The Vienna Model: Innovation in Affordable Housing
Vancouver often ranks alongside the Austrian capital of Vienna in top 10 lists of the world’s most liveable cities. Vienna’s European charm, rich arts and culture scene, low crime rates and excellent public transit all contribute to its appeal. With approximately 60% of Vienna’s population in municipal housing, the city seemingly solved the issue of housing affordability before it began. Conversely, with vacancy rates of less than 1%, Vancouver is deep in the grips of an affordable housing crisis. To solve the issue of affordable housing, can Vancouver look to Vienna’s municipal housing history for new paths forward?
Vienna Model – Origin
Municipal housing in Vienna has a long history. Based on the need for housing following the First World War, the city’s first housing model had many features which are still prevalent today: larger housing complexes, green space courtyards and playgrounds, and a wealth of community services. After the devastation of World War II, social housing endeavours continued in war-torn Vienna. By 1954, construction for the 100,000th social housing apartment was underway. Today, the city owns about 220,000 subsidized apartments, with non-profit operators owning another 650,000 units and growing.
Why it’s So Innovative

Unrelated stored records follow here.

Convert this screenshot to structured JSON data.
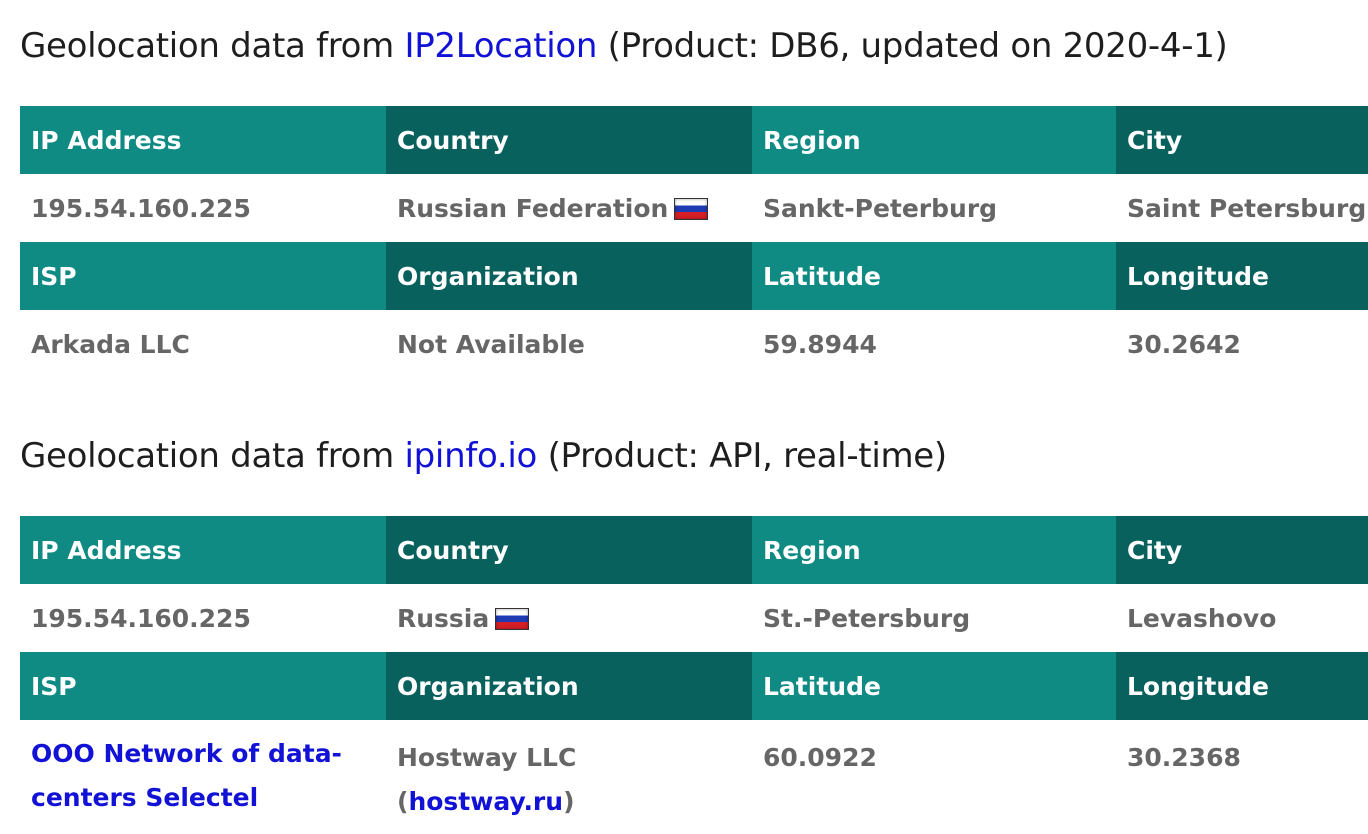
{
  "sections": [
    {
      "title_prefix": "Geolocation data from ",
      "provider_link": "IP2Location",
      "title_suffix": " (Product: DB6, updated on 2020-4-1)",
      "headers_row1": [
        "IP Address",
        "Country",
        "Region",
        "City"
      ],
      "row1": {
        "ip": "195.54.160.225",
        "country": "Russian Federation",
        "country_flag_icon": "russia-flag-icon",
        "region": "Sankt-Peterburg",
        "city": "Saint Petersburg"
      },
      "headers_row2": [
        "ISP",
        "Organization",
        "Latitude",
        "Longitude"
      ],
      "row2": {
        "isp": "Arkada LLC",
        "organization": "Not Available",
        "latitude": "59.8944",
        "longitude": "30.2642"
      }
    },
    {
      "title_prefix": "Geolocation data from ",
      "provider_link": "ipinfo.io",
      "title_suffix": " (Product: API, real-time)",
      "headers_row1": [
        "IP Address",
        "Country",
        "Region",
        "City"
      ],
      "row1": {
        "ip": "195.54.160.225",
        "country": "Russia",
        "country_flag_icon": "russia-flag-icon",
        "region": "St.-Petersburg",
        "city": "Levashovo"
      },
      "headers_row2": [
        "ISP",
        "Organization",
        "Latitude",
        "Longitude"
      ],
      "row2": {
        "isp_link": "OOO Network of data-centers Selectel",
        "organization_prefix": "Hostway LLC (",
        "organization_link": "hostway.ru",
        "organization_suffix": ")",
        "latitude": "60.0922",
        "longitude": "30.2368"
      }
    }
  ],
  "colors": {
    "header_light": "#0f8b83",
    "header_dark": "#08615d",
    "link": "#1212d6",
    "cell_text": "#666666"
  }
}
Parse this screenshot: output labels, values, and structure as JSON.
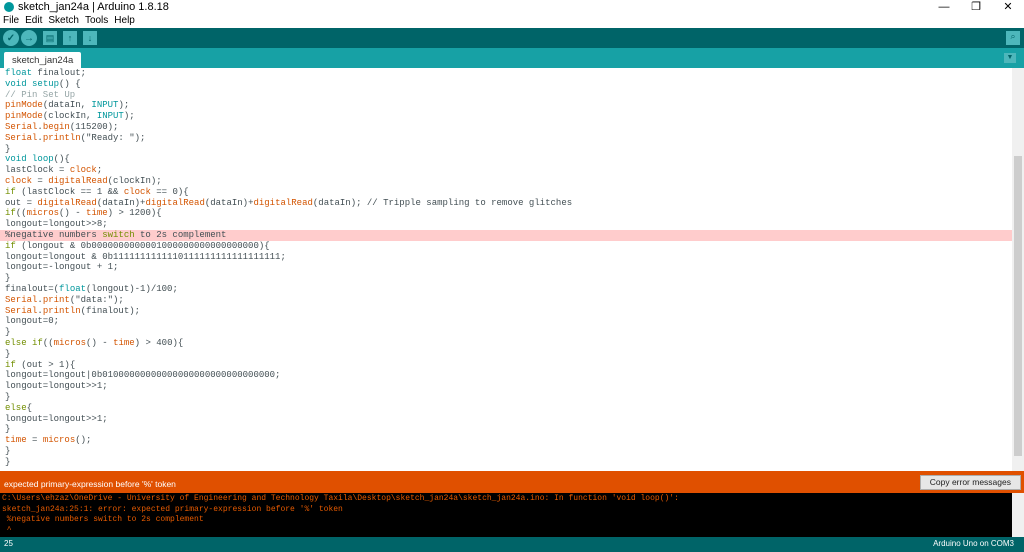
{
  "window": {
    "title": "sketch_jan24a | Arduino 1.8.18",
    "minimize": "—",
    "maximize": "❐",
    "close": "✕"
  },
  "menu": [
    "File",
    "Edit",
    "Sketch",
    "Tools",
    "Help"
  ],
  "toolbar": {
    "verify": "✓",
    "upload": "→",
    "new": "▤",
    "open": "↑",
    "save": "↓",
    "serial_monitor": "⌕"
  },
  "tab": {
    "label": "sketch_jan24a",
    "menu": "▼"
  },
  "code_lines": [
    [
      [
        "float",
        "kw"
      ],
      [
        " finalout;",
        ""
      ]
    ],
    [
      [
        "void",
        "kw"
      ],
      [
        " ",
        ""
      ],
      [
        "setup",
        "kw"
      ],
      [
        "() {",
        ""
      ]
    ],
    [
      [
        "// Pin Set Up",
        "cm"
      ]
    ],
    [
      [
        "pinMode",
        "fn"
      ],
      [
        "(dataIn, ",
        ""
      ],
      [
        "INPUT",
        "kw"
      ],
      [
        ");",
        ""
      ]
    ],
    [
      [
        "pinMode",
        "fn"
      ],
      [
        "(clockIn, ",
        ""
      ],
      [
        "INPUT",
        "kw"
      ],
      [
        ");",
        ""
      ]
    ],
    [
      [
        "Serial",
        "fn"
      ],
      [
        ".",
        ""
      ],
      [
        "begin",
        "fn"
      ],
      [
        "(115200);",
        ""
      ]
    ],
    [
      [
        "Serial",
        "fn"
      ],
      [
        ".",
        ""
      ],
      [
        "println",
        "fn"
      ],
      [
        "(\"Ready: \");",
        ""
      ]
    ],
    [
      [
        "}",
        ""
      ]
    ],
    [
      [
        "void",
        "kw"
      ],
      [
        " ",
        ""
      ],
      [
        "loop",
        "kw"
      ],
      [
        "(){",
        ""
      ]
    ],
    [
      [
        "lastClock = ",
        ""
      ],
      [
        "clock",
        "fn"
      ],
      [
        ";",
        ""
      ]
    ],
    [
      [
        "clock",
        "fn"
      ],
      [
        " = ",
        ""
      ],
      [
        "digitalRead",
        "fn"
      ],
      [
        "(clockIn);",
        ""
      ]
    ],
    [
      [
        "if",
        "ct"
      ],
      [
        " (lastClock == 1 && ",
        ""
      ],
      [
        "clock",
        "fn"
      ],
      [
        " == 0){",
        ""
      ]
    ],
    [
      [
        "out = ",
        ""
      ],
      [
        "digitalRead",
        "fn"
      ],
      [
        "(dataIn)+",
        ""
      ],
      [
        "digitalRead",
        "fn"
      ],
      [
        "(dataIn)+",
        ""
      ],
      [
        "digitalRead",
        "fn"
      ],
      [
        "(dataIn); // Tripple sampling to remove glitches",
        ""
      ]
    ],
    [
      [
        "if",
        "ct"
      ],
      [
        "((",
        ""
      ],
      [
        "micros",
        "fn"
      ],
      [
        "() - ",
        ""
      ],
      [
        "time",
        "fn"
      ],
      [
        ") > 1200){",
        ""
      ]
    ],
    [
      [
        "longout=longout>>8;",
        ""
      ]
    ],
    [
      [
        "%negative numbers ",
        ""
      ],
      [
        "switch",
        "ct"
      ],
      [
        " to 2s complement",
        ""
      ]
    ],
    [
      [
        "if",
        "ct"
      ],
      [
        " (longout & 0b0000000000001000000000000000000){",
        ""
      ]
    ],
    [
      [
        "longout=longout & 0b1111111111110111111111111111111;",
        ""
      ]
    ],
    [
      [
        "longout=-longout + 1;",
        ""
      ]
    ],
    [
      [
        "}",
        ""
      ]
    ],
    [
      [
        "finalout=(",
        ""
      ],
      [
        "float",
        "kw"
      ],
      [
        "(longout)-1)/100;",
        ""
      ]
    ],
    [
      [
        "Serial",
        "fn"
      ],
      [
        ".",
        ""
      ],
      [
        "print",
        "fn"
      ],
      [
        "(\"data:\");",
        ""
      ]
    ],
    [
      [
        "Serial",
        "fn"
      ],
      [
        ".",
        ""
      ],
      [
        "println",
        "fn"
      ],
      [
        "(finalout);",
        ""
      ]
    ],
    [
      [
        "longout=0;",
        ""
      ]
    ],
    [
      [
        "}",
        ""
      ]
    ],
    [
      [
        "else",
        "ct"
      ],
      [
        " ",
        ""
      ],
      [
        "if",
        "ct"
      ],
      [
        "((",
        ""
      ],
      [
        "micros",
        "fn"
      ],
      [
        "() - ",
        ""
      ],
      [
        "time",
        "fn"
      ],
      [
        ") > 400){",
        ""
      ]
    ],
    [
      [
        "}",
        ""
      ]
    ],
    [
      [
        "if",
        "ct"
      ],
      [
        " (out > 1){",
        ""
      ]
    ],
    [
      [
        "longout=longout|0b01000000000000000000000000000000;",
        ""
      ]
    ],
    [
      [
        "longout=longout>>1;",
        ""
      ]
    ],
    [
      [
        "}",
        ""
      ]
    ],
    [
      [
        "else",
        "ct"
      ],
      [
        "{",
        ""
      ]
    ],
    [
      [
        "longout=longout>>1;",
        ""
      ]
    ],
    [
      [
        "}",
        ""
      ]
    ],
    [
      [
        "time",
        "fn"
      ],
      [
        " = ",
        ""
      ],
      [
        "micros",
        "fn"
      ],
      [
        "();",
        ""
      ]
    ],
    [
      [
        "}",
        ""
      ]
    ],
    [
      [
        "}",
        ""
      ]
    ]
  ],
  "error_line_index": 15,
  "error_bar": {
    "message": "expected primary-expression before '%' token",
    "copy_button": "Copy error messages"
  },
  "console": [
    "C:\\Users\\ehzaz\\OneDrive - University of Engineering and Technology Taxila\\Desktop\\sketch_jan24a\\sketch_jan24a.ino: In function 'void loop()':",
    "sketch_jan24a:25:1: error: expected primary-expression before '%' token",
    " %negative numbers switch to 2s complement",
    " ^"
  ],
  "status": {
    "line": "25",
    "board": "Arduino Uno on COM3"
  }
}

Vienna’s approach to housing its population is quite innovative due to the commitment to creating not only housing, but community. Housing complexes can include such amenities as shops, gardens, kindergartens, and pools. New complexes are constructed with social urban planning in mind for the area, and are developed along with schools, health care institutions, and public transportation. New housing complexes fit within a larger City Development Plan, which is revised and approved by City Council every ten years. In addition, rent in Vienna’s affordable housing units are subsidized, so residents pay no more than 30% of their income for housing, whereas 44.2% of renters in Vancouver were living housing units that exceed 30% of their income.
How It can be Applied to Vancouver’s Market
In a coastal city such as Vancouver, land is in increasingly short supply. When discussing housing affordability in urban centres, a recurring recommendation from urban planners to municipalities is to not sell public land. As with Vienna, an essential component to turning the housing crisis around will be developing income-based housing on city-owned land. A recent visiting delegation of housing experts spoke in Vancouver on the Vienna model, providing a positive step forward in bringing municipal housing solutions to the Lower Mainland.
As Vancouver continues to address its ongoing housing crisis, Vienna’s model of municipal housing potentially serves as an ideal. While Vancouver struggles as an expanding metropolitan city short on land supply, Vienna’s ability to not only mass produce subsidized housing, but create communities around developments proves how municipal housing can be affordable and can strengthen community bonds. How Vancouver utilizes city-owned land for affordable housing developments will be key to a Vancouver solution to building the kind of city that all people can afford to live in.